**TASK DIRECTIONS**
Scan the entries for lines with the word "false" and copy those lines.

++++

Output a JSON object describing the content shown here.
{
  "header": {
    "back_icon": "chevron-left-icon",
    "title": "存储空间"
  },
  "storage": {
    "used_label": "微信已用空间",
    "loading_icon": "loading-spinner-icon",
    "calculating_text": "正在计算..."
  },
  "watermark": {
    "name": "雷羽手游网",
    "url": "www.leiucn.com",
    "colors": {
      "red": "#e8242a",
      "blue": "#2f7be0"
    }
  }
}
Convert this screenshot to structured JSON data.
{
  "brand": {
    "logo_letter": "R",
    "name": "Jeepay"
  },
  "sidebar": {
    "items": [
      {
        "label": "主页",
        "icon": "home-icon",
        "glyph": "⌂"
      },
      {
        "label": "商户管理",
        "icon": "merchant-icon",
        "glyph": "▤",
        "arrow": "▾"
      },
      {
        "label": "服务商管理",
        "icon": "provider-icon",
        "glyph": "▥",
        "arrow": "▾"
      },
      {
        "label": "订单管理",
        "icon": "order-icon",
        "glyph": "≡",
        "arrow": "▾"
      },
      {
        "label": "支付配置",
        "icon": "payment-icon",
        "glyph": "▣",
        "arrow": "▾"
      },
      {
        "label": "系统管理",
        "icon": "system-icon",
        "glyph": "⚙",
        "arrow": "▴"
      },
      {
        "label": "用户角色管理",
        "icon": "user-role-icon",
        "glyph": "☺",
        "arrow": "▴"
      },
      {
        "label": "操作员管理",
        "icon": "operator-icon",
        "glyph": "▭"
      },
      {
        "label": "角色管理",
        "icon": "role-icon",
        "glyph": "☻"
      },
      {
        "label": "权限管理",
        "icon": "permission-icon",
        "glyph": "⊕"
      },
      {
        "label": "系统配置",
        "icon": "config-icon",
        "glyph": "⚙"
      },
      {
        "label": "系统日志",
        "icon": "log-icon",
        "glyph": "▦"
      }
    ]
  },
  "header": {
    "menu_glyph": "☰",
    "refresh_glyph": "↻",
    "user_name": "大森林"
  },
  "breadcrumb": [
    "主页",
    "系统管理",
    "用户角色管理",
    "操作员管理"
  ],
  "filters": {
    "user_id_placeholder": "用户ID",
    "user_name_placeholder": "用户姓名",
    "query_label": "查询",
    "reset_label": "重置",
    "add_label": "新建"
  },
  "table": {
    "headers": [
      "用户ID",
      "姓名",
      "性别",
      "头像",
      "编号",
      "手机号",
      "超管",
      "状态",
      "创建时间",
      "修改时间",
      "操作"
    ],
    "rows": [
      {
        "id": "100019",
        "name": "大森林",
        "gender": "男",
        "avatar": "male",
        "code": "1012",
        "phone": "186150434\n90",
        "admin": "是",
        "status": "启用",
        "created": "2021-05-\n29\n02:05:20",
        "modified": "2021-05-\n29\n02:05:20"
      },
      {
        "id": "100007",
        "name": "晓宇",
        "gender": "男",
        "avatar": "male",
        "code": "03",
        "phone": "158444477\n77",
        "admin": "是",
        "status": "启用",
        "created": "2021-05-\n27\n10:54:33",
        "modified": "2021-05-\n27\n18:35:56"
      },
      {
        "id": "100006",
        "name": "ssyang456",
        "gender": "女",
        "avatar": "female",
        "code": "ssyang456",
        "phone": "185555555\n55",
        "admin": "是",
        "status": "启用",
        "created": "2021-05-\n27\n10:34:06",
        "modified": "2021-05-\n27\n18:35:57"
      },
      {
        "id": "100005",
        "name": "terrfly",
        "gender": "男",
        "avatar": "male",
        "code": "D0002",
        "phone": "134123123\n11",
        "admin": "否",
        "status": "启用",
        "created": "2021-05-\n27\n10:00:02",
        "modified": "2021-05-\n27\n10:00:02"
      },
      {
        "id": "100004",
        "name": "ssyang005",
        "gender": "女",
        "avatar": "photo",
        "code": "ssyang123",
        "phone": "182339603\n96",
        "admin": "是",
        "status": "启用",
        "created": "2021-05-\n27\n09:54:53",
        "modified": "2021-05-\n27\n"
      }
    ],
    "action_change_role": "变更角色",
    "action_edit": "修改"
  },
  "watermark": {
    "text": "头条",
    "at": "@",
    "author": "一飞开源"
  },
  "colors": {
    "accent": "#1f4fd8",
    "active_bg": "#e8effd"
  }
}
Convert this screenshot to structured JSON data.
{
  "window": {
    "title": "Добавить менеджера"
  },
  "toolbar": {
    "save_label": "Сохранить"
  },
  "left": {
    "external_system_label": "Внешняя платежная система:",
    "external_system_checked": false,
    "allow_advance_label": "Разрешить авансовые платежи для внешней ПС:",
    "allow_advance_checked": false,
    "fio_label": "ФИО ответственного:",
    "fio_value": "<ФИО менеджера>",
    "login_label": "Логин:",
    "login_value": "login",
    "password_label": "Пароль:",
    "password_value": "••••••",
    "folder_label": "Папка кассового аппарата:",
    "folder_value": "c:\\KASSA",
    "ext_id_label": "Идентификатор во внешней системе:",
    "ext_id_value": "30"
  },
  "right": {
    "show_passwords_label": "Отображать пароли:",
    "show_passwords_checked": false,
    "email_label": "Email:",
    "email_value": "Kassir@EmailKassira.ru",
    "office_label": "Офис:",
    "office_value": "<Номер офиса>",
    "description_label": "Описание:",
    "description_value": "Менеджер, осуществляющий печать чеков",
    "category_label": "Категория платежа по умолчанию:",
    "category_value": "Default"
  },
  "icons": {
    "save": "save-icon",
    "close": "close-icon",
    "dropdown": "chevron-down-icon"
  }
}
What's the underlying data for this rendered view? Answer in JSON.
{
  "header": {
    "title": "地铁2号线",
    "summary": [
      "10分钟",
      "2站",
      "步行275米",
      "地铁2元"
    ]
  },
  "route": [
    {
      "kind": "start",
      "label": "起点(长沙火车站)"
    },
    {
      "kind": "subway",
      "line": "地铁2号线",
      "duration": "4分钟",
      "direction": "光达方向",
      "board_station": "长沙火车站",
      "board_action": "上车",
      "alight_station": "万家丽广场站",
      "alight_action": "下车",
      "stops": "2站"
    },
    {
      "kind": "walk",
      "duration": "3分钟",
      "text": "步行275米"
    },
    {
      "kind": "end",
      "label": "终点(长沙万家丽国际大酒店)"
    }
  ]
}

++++

**RESULT BELOW**
    "external_system_checked": false,
    "allow_advance_checked": false,
    "show_passwords_checked": false,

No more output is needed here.